In the annals of Newfoundland history, The Topsails Region of central Newfoundland was notorious for horrendous winter storms that plagued the railway system, and bittersweet too because they rank as one of the island’s greatest natural wonders. The four Topsails, Main Topsail, Mizzen Topsail, Gaff Topsail and Fore Topsail, rise abruptly from the surrounding barrens and resemble sails of 19th Century sailing ships. Lichen and moss carpet the ground to provide sustenance for caribou and moose. Bears roam the barrens in search of berries. The ponds and streams are home to brook trout, and the immense waterways are home to a cornucopia of bird species. This rich natural tapestry has remained essentially untouched throughout the centuries.

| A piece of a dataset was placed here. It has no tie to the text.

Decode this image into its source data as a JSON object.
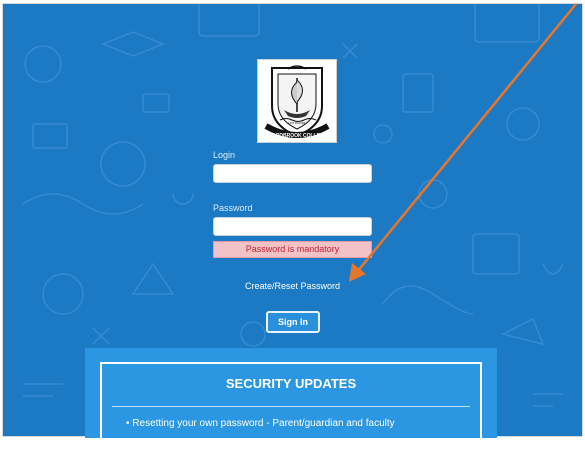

The Gaff Topsail Encounters has opened new areas of knowledge and research concerning The Topsails, from railway hamlet to a small cluster of cabins still existing on the edge of wilderness. Floyd Spracklin has unearthed the true nature of life on the Topsails, the zenith of the railway, followed by decline, the hardships endured by residents, and the endless snow and wind that would shut the railway down for days at a time. Floyd has collected stories of railroaders, hunters, tourists, people such as myself, and 21st Century pioneers, all who yearn for the beauty of the Topsails and the wish to continue making The Gaff an integral part of their existence.
Excerpt from foreword by Michael Shufelt,